By Vikas Datta
Title: Pages from My Life; Author: Subhash Sethi; Publisher: Viva Books Private Ltd; Pages: 233; Price: Rs 495
He dreamed of becoming a chartered accountant but had to give up his ambition to begin working, given his family’s straitened circumstances. But this proved to be a godsend to the Indian book trade and publishing industry, which he has ably served for half a century now. But that is not only his contribution to Indian culture.
Subhash Chandra Sethi, as we learn, was also a friend of Jaspal Bhatti and among those who convinced this unparalleled humourist to emerge on the national level with his “Ulta Pulta”.
But true to the author’s modesty, quite discernible in this account, this nugget doesn’t come from him, but in a tribute from a close friend from Chandigarh.
The work in itself is far from a traditional autobiography, appearing more as an account rendered conversationally (enlivened with anecdotes), and a wealth of homilies drawn from both extensive experience and learning for the readers — but at their inclination.
Sethi begins with an account of his family, who lived in a small town in Punjab’s Sargodha, and how their world was irretrievably changed in a matter of nine months after his birth in November 1946.
However, this part is far from another tragic Partition story — though his family managed to move to India mostly unscathed, his father soon died and most relatives on the Indian side proved less than helpful — but rather an example of how the forced migrants were determined not to sit and mope over what they had lost, but strive hard to renew their fortunes.
The author goes to sketch an engaging passage about growing up in the 1950s and 1960s and the escapades he got up to in school, but then interjects a pensive note as he notes how he could not go for his desired career and had to start earning for the family.
Here he has provided an interesting sketch of a unique Indian company where he began his career, soon got disenchanted and decided to branch out on his own, before drifting into his eventual destiny — the Indian publishing industry.
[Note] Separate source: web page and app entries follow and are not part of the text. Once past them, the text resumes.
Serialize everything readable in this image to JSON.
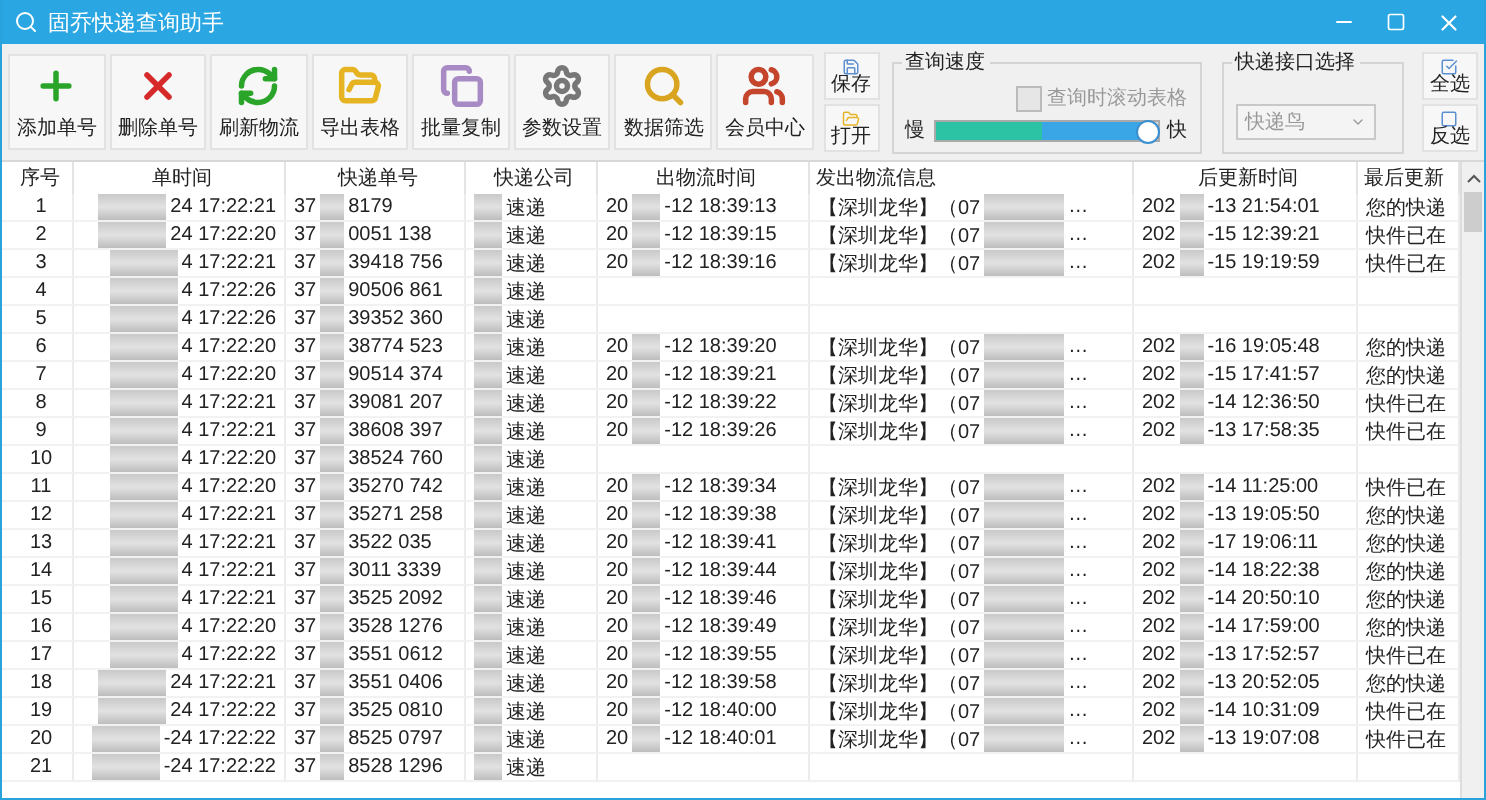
{
  "window": {
    "title": "固乔快递查询助手"
  },
  "toolbar": [
    {
      "label": "添加单号",
      "kind": "add"
    },
    {
      "label": "删除单号",
      "kind": "delete"
    },
    {
      "label": "刷新物流",
      "kind": "refresh"
    },
    {
      "label": "导出表格",
      "kind": "export"
    },
    {
      "label": "批量复制",
      "kind": "copy"
    },
    {
      "label": "参数设置",
      "kind": "settings"
    },
    {
      "label": "数据筛选",
      "kind": "filter"
    },
    {
      "label": "会员中心",
      "kind": "members"
    }
  ],
  "file_buttons": [
    {
      "label": "保存",
      "kind": "save"
    },
    {
      "label": "打开",
      "kind": "open"
    }
  ],
  "speed": {
    "title": "查询速度",
    "scroll_checkbox": {
      "label": "查询时滚动表格",
      "checked": false,
      "disabled": true
    },
    "slow": "慢",
    "fast": "快",
    "level": 0.96
  },
  "api": {
    "title": "快递接口选择",
    "value": "快递鸟",
    "disabled": true
  },
  "select_buttons": [
    {
      "label": "全选",
      "kind": "all"
    },
    {
      "label": "反选",
      "kind": "invert"
    }
  ],
  "table": {
    "columns": [
      "序号",
      "单时间",
      "快递单号",
      "快递公司",
      "出物流时间",
      "发出物流信息",
      "后更新时间",
      "最后更新"
    ],
    "rows": [
      {
        "no": "1",
        "time": "24 17:22:21",
        "number_head": "37",
        "number": "8179",
        "company": "速递",
        "sent_head": "20",
        "sent": "-12 18:39:13",
        "info_head": "【深圳龙华】（07",
        "info": "…",
        "updated_head": "202",
        "updated": "-13 21:54:01",
        "last": "您的快递"
      },
      {
        "no": "2",
        "time": "24 17:22:20",
        "number_head": "37",
        "number": "0051 138",
        "company": "速递",
        "sent_head": "20",
        "sent": "-12 18:39:15",
        "info_head": "【深圳龙华】（07",
        "info": "…",
        "updated_head": "202",
        "updated": "-15 12:39:21",
        "last": "快件已在"
      },
      {
        "no": "3",
        "time": "4 17:22:21",
        "number_head": "37",
        "number": "39418 756",
        "company": "速递",
        "sent_head": "20",
        "sent": "-12 18:39:16",
        "info_head": "【深圳龙华】（07",
        "info": "…",
        "updated_head": "202",
        "updated": "-15 19:19:59",
        "last": "快件已在"
      },
      {
        "no": "4",
        "time": "4 17:22:26",
        "number_head": "37",
        "number": "90506 861",
        "company": "速递"
      },
      {
        "no": "5",
        "time": "4 17:22:26",
        "number_head": "37",
        "number": "39352 360",
        "company": "速递"
      },
      {
        "no": "6",
        "time": "4 17:22:20",
        "number_head": "37",
        "number": "38774 523",
        "company": "速递",
        "sent_head": "20",
        "sent": "-12 18:39:20",
        "info_head": "【深圳龙华】（07",
        "info": "…",
        "updated_head": "202",
        "updated": "-16 19:05:48",
        "last": "您的快递"
      },
      {
        "no": "7",
        "time": "4 17:22:20",
        "number_head": "37",
        "number": "90514 374",
        "company": "速递",
        "sent_head": "20",
        "sent": "-12 18:39:21",
        "info_head": "【深圳龙华】（07",
        "info": "…",
        "updated_head": "202",
        "updated": "-15 17:41:57",
        "last": "您的快递"
      },
      {
        "no": "8",
        "time": "4 17:22:21",
        "number_head": "37",
        "number": "39081 207",
        "company": "速递",
        "sent_head": "20",
        "sent": "-12 18:39:22",
        "info_head": "【深圳龙华】（07",
        "info": "…",
        "updated_head": "202",
        "updated": "-14 12:36:50",
        "last": "快件已在"
      },
      {
        "no": "9",
        "time": "4 17:22:21",
        "number_head": "37",
        "number": "38608 397",
        "company": "速递",
        "sent_head": "20",
        "sent": "-12 18:39:26",
        "info_head": "【深圳龙华】（07",
        "info": "…",
        "updated_head": "202",
        "updated": "-13 17:58:35",
        "last": "快件已在"
      },
      {
        "no": "10",
        "time": "4 17:22:20",
        "number_head": "37",
        "number": "38524 760",
        "company": "速递"
      },
      {
        "no": "11",
        "time": "4 17:22:20",
        "number_head": "37",
        "number": "35270 742",
        "company": "速递",
        "sent_head": "20",
        "sent": "-12 18:39:34",
        "info_head": "【深圳龙华】（07",
        "info": "…",
        "updated_head": "202",
        "updated": "-14 11:25:00",
        "last": "快件已在"
      },
      {
        "no": "12",
        "time": "4 17:22:21",
        "number_head": "37",
        "number": "35271 258",
        "company": "速递",
        "sent_head": "20",
        "sent": "-12 18:39:38",
        "info_head": "【深圳龙华】（07",
        "info": "…",
        "updated_head": "202",
        "updated": "-13 19:05:50",
        "last": "您的快递"
      },
      {
        "no": "13",
        "time": "4 17:22:21",
        "number_head": "37",
        "number": "3522 035",
        "company": "速递",
        "sent_head": "20",
        "sent": "-12 18:39:41",
        "info_head": "【深圳龙华】（07",
        "info": "…",
        "updated_head": "202",
        "updated": "-17 19:06:11",
        "last": "您的快递"
      },
      {
        "no": "14",
        "time": "4 17:22:21",
        "number_head": "37",
        "number": "3011 3339",
        "company": "速递",
        "sent_head": "20",
        "sent": "-12 18:39:44",
        "info_head": "【深圳龙华】（07",
        "info": "…",
        "updated_head": "202",
        "updated": "-14 18:22:38",
        "last": "您的快递"
      },
      {
        "no": "15",
        "time": "4 17:22:21",
        "number_head": "37",
        "number": "3525 2092",
        "company": "速递",
        "sent_head": "20",
        "sent": "-12 18:39:46",
        "info_head": "【深圳龙华】（07",
        "info": "…",
        "updated_head": "202",
        "updated": "-14 20:50:10",
        "last": "您的快递"
      },
      {
        "no": "16",
        "time": "4 17:22:20",
        "number_head": "37",
        "number": "3528 1276",
        "company": "速递",
        "sent_head": "20",
        "sent": "-12 18:39:49",
        "info_head": "【深圳龙华】（07",
        "info": "…",
        "updated_head": "202",
        "updated": "-14 17:59:00",
        "last": "您的快递"
      },
      {
        "no": "17",
        "time": "4 17:22:22",
        "number_head": "37",
        "number": "3551 0612",
        "company": "速递",
        "sent_head": "20",
        "sent": "-12 18:39:55",
        "info_head": "【深圳龙华】（07",
        "info": "…",
        "updated_head": "202",
        "updated": "-13 17:52:57",
        "last": "快件已在"
      },
      {
        "no": "18",
        "time": "24 17:22:21",
        "number_head": "37",
        "number": "3551 0406",
        "company": "速递",
        "sent_head": "20",
        "sent": "-12 18:39:58",
        "info_head": "【深圳龙华】（07",
        "info": "…",
        "updated_head": "202",
        "updated": "-13 20:52:05",
        "last": "您的快递"
      },
      {
        "no": "19",
        "time": "24 17:22:22",
        "number_head": "37",
        "number": "3525 0810",
        "company": "速递",
        "sent_head": "20",
        "sent": "-12 18:40:00",
        "info_head": "【深圳龙华】（07",
        "info": "…",
        "updated_head": "202",
        "updated": "-14 10:31:09",
        "last": "快件已在"
      },
      {
        "no": "20",
        "time": "-24 17:22:22",
        "number_head": "37",
        "number": "8525 0797",
        "company": "速递",
        "sent_head": "20",
        "sent": "-12 18:40:01",
        "info_head": "【深圳龙华】（07",
        "info": "…",
        "updated_head": "202",
        "updated": "-13 19:07:08",
        "last": "快件已在"
      },
      {
        "no": "21",
        "time": "-24 17:22:22",
        "number_head": "37",
        "number": "8528 1296",
        "company": "速递"
      }
    ]
  }
}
He goes to give some succinct accounts of his long years here, first in the distribution sector for two companies he helped to give a pan-India presence, and then as a publisher, initially in partnership with a former employer and then on his own.
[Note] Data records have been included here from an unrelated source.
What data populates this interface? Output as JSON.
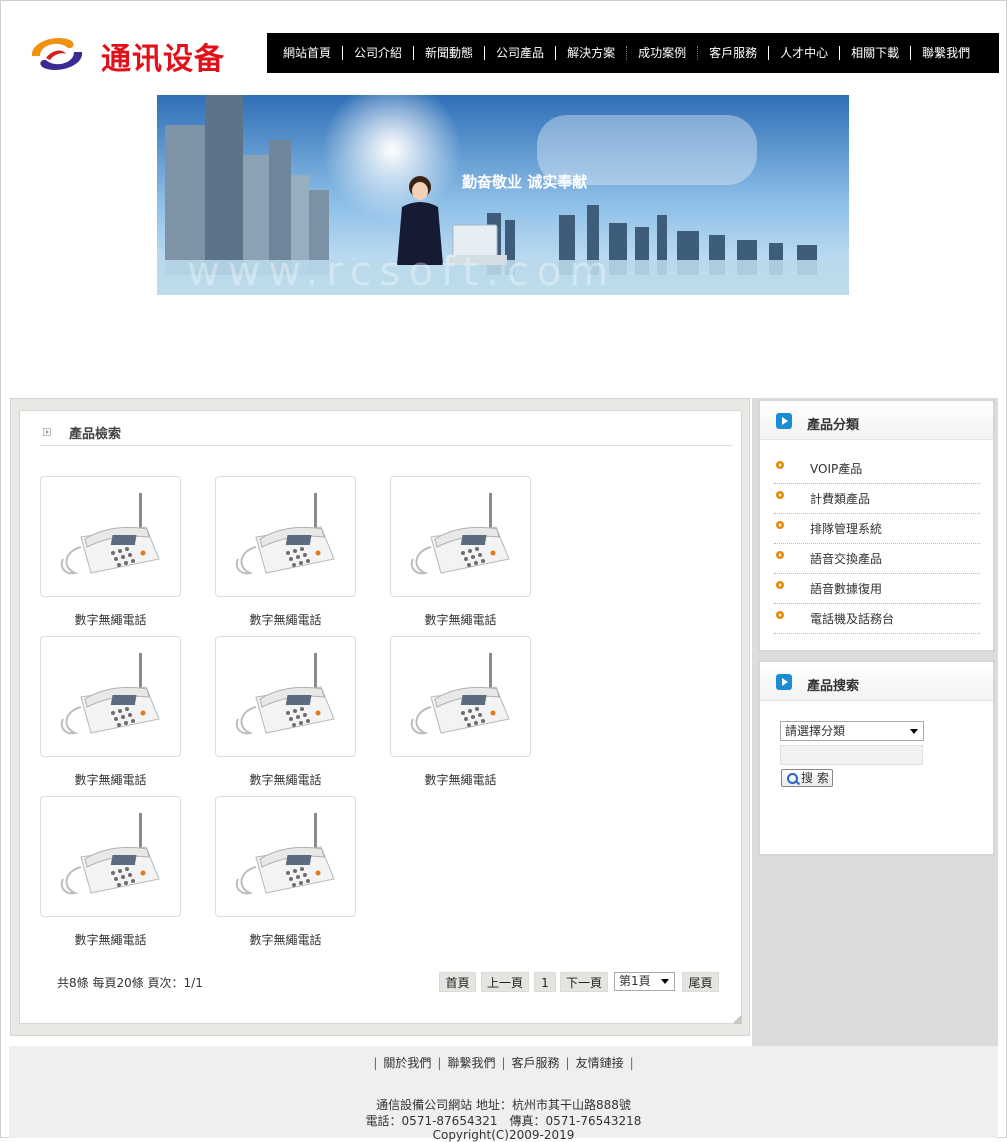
{
  "header": {
    "logo_text": "通讯设备",
    "nav": [
      "網站首頁",
      "公司介紹",
      "新聞動態",
      "公司產品",
      "解決方案",
      "成功案例",
      "客戶服務",
      "人才中心",
      "相關下載",
      "聯繫我們"
    ]
  },
  "banner": {
    "slogan": "勤奋敬业 诚实奉献",
    "watermark": "www.rcsoft.com"
  },
  "main": {
    "title": "產品檢索",
    "products": [
      {
        "name": "數字無繩電話"
      },
      {
        "name": "數字無繩電話"
      },
      {
        "name": "數字無繩電話"
      },
      {
        "name": "數字無繩電話"
      },
      {
        "name": "數字無繩電話"
      },
      {
        "name": "數字無繩電話"
      },
      {
        "name": "數字無繩電話"
      },
      {
        "name": "數字無繩電話"
      }
    ],
    "pager": {
      "info": "共8條 每頁20條 頁次：1/1",
      "first": "首頁",
      "prev": "上一頁",
      "current": "1",
      "next": "下一頁",
      "page_select": "第1頁",
      "last": "尾頁"
    }
  },
  "sidebar": {
    "categories_title": "產品分類",
    "categories": [
      "VOIP產品",
      "計費類產品",
      "排隊管理系統",
      "語音交換產品",
      "語音數據復用",
      "電話機及話務台"
    ],
    "search_title": "產品搜索",
    "search_select": "請選擇分類",
    "search_button": "搜 索"
  },
  "footer": {
    "links": [
      "關於我們",
      "聯繫我們",
      "客戶服務",
      "友情鏈接"
    ],
    "line1": "通信設備公司網站 地址：杭州市其干山路888號",
    "line2": "電話：0571-87654321　傳真：0571-76543218",
    "line3": "Copyright(C)2009-2019"
  },
  "colors": {
    "brand_red": "#e1101a",
    "nav_bg": "#000000",
    "accent_orange": "#e8890b",
    "accent_blue": "#1b8dd4"
  }
}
He goes on to pay tribute to the women in his life — his mother, his wife and three daughters — describes a debilitating illness that led him bed-ridden for years but which he successfully overcame, with help from his family and employers — and some divine help too — and his future endeavours.
He also provides accounts of his encounters with former President A.P.J. Abdul Kalam and some entertaining foreign adventures, before going on to dispense advice, generic and sector-specific.
But while interesting, Sethi’s reminiscences are a little too brief — it would have been useful for him to give some more details about his work, especially about Mohan Meakins breweries and distilleries, where he began his career, a company placed in the enviable position of enjoying a virtual monopoly in its sector (but over the years, becoming moribund and seeing its extensive range of products whittled down and soon becoming absent from shelves).
He, however, provides a small but vivid account of its then Managing Director, Lt Col V.R. Mohan, whose personality shines out in his brief encounter, but was cut in its prime by his untimely death.
Likewise, Sethi’s time as a distributor is also tersely described, confined mostly to some adventures, culinary and otherwise, on his tours, as well as his time in industry associations, of which we get more of a glimpse in recollections penned by his friends and business associates and a collection of newspaper articles he has provided.
But on the whole, it is an engaging account — possibly the first of this vital but largely obscure and less-understood trade that has been providing book-lovers their fix — and will continue to do so despite online retailers and e-books. In that respect, Sethi has been a pioneer and must be given his due.